EXERCISE DIRECTIONS: Pull out every line below containing the word "Kancepolsky".
───
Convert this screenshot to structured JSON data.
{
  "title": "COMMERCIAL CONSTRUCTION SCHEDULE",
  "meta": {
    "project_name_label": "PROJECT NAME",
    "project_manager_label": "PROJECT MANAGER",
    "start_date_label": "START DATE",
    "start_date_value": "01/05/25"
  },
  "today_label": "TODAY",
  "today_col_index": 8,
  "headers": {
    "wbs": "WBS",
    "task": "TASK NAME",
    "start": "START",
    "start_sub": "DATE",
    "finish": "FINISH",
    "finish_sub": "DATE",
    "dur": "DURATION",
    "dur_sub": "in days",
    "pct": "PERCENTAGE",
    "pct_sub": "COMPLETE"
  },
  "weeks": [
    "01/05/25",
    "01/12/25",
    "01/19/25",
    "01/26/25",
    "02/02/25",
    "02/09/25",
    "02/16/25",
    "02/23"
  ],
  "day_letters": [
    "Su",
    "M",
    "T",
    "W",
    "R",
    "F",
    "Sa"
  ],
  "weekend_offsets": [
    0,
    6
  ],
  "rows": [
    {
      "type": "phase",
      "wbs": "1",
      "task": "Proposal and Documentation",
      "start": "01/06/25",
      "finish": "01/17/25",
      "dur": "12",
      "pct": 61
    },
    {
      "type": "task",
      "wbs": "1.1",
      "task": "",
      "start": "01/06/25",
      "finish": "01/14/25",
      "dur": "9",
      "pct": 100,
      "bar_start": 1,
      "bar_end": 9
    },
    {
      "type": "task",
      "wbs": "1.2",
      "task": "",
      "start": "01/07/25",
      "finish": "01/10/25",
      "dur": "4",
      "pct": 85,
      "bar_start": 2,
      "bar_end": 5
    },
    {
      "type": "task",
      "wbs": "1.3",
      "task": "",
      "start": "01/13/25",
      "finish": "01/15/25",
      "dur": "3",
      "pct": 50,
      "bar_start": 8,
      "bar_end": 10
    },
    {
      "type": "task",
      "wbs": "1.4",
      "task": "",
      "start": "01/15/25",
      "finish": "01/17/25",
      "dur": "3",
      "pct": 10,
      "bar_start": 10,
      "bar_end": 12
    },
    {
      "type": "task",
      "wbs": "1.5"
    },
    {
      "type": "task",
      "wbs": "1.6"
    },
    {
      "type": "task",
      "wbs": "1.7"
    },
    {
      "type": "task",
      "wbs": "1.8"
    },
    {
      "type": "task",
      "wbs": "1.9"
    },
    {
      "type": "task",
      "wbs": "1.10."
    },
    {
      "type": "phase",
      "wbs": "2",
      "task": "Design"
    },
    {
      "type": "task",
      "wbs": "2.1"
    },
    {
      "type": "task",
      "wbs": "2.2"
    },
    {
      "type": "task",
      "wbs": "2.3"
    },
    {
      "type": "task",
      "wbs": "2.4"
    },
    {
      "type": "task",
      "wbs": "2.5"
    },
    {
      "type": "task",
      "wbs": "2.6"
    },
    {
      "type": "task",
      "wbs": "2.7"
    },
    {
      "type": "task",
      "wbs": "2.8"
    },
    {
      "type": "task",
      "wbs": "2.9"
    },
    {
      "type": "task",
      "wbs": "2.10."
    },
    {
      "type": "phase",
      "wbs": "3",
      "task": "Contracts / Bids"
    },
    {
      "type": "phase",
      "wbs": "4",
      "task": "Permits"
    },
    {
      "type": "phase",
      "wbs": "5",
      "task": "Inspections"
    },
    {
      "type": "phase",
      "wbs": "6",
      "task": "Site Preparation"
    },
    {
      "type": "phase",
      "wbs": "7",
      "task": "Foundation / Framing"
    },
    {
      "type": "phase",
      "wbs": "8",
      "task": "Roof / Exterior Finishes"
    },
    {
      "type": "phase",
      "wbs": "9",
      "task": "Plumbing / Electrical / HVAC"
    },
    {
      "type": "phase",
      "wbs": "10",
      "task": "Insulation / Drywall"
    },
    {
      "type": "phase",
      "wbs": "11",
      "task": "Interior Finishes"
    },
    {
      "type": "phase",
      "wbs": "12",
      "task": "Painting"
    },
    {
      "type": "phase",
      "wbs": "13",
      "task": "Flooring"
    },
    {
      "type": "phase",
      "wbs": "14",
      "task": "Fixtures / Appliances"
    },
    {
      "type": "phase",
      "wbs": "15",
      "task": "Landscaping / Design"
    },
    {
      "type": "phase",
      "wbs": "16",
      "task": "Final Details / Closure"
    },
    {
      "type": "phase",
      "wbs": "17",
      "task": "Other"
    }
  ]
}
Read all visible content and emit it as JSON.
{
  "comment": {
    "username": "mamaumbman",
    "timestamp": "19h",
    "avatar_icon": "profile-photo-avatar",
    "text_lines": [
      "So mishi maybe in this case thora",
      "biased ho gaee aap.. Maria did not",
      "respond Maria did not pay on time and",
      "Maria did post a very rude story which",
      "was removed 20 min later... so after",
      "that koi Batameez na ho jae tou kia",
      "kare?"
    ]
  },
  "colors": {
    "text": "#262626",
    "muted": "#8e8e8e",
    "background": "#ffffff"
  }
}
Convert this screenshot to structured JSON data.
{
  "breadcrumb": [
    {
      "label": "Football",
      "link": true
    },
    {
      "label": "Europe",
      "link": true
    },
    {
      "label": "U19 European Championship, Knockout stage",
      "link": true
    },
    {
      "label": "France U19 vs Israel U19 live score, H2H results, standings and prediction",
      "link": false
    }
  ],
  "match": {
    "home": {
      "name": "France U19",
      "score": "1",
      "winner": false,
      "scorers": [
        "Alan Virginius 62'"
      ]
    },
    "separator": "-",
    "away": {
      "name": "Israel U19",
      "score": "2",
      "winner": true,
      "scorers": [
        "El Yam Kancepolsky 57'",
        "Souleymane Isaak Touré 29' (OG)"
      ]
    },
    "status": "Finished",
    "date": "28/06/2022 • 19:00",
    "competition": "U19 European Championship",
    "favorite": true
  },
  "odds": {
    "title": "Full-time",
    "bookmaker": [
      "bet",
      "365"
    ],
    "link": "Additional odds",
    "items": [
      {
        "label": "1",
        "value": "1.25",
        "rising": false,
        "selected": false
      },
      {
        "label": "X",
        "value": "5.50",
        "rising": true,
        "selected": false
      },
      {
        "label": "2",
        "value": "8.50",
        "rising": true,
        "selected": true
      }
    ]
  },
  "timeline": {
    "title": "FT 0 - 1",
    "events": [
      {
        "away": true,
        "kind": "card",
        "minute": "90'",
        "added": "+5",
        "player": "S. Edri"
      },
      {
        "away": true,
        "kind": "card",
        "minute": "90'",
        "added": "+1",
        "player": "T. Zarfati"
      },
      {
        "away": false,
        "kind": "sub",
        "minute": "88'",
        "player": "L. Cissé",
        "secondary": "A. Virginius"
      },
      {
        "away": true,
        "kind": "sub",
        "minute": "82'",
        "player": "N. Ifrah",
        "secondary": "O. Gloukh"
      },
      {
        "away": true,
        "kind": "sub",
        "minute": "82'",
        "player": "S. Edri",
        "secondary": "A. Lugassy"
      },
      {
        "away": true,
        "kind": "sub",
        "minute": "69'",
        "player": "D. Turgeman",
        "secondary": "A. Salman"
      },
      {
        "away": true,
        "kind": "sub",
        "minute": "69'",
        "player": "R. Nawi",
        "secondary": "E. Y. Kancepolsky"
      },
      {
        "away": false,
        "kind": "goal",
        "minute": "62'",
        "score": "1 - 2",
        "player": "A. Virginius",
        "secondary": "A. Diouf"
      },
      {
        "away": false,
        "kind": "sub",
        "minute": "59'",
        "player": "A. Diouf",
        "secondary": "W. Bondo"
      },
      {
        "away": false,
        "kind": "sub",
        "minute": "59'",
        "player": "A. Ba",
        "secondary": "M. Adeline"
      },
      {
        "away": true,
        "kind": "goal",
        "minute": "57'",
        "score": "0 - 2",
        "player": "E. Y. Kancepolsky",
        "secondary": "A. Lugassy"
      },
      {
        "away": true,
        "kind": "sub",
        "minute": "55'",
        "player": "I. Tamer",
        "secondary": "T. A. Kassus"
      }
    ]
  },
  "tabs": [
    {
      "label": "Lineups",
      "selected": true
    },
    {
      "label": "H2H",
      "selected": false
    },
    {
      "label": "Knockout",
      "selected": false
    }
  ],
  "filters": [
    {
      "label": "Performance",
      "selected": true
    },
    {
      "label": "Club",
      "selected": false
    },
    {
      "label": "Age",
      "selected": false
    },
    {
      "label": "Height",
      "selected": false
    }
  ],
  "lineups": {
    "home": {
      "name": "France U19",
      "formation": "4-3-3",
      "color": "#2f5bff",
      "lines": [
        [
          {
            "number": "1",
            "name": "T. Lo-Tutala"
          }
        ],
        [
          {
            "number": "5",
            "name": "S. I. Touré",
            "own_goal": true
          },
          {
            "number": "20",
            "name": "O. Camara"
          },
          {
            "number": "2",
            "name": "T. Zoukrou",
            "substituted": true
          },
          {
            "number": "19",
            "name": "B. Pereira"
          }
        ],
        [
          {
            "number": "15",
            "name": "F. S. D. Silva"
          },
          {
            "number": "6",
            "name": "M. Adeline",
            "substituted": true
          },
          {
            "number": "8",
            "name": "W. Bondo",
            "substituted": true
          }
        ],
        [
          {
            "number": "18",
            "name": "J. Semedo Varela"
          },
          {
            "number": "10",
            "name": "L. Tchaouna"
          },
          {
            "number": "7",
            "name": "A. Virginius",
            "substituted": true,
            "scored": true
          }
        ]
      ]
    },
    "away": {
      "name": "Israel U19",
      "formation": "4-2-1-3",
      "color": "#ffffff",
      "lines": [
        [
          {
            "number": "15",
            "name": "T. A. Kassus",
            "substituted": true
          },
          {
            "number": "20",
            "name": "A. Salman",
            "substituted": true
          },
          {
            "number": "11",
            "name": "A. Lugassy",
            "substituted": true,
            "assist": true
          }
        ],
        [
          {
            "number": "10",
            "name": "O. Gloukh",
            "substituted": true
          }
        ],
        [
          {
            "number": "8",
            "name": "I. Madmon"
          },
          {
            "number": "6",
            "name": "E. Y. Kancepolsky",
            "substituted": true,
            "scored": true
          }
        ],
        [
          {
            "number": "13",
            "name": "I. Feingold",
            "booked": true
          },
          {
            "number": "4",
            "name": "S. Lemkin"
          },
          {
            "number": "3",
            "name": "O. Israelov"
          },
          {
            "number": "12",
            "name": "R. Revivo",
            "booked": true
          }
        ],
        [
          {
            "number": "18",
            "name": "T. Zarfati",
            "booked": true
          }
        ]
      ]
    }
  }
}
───
RESPONSE BELOW:
        "El Yam Kancepolsky 57'",
        "secondary": "E. Y. Kancepolsky"
        "player": "E. Y. Kancepolsky",
            "name": "E. Y. Kancepolsky",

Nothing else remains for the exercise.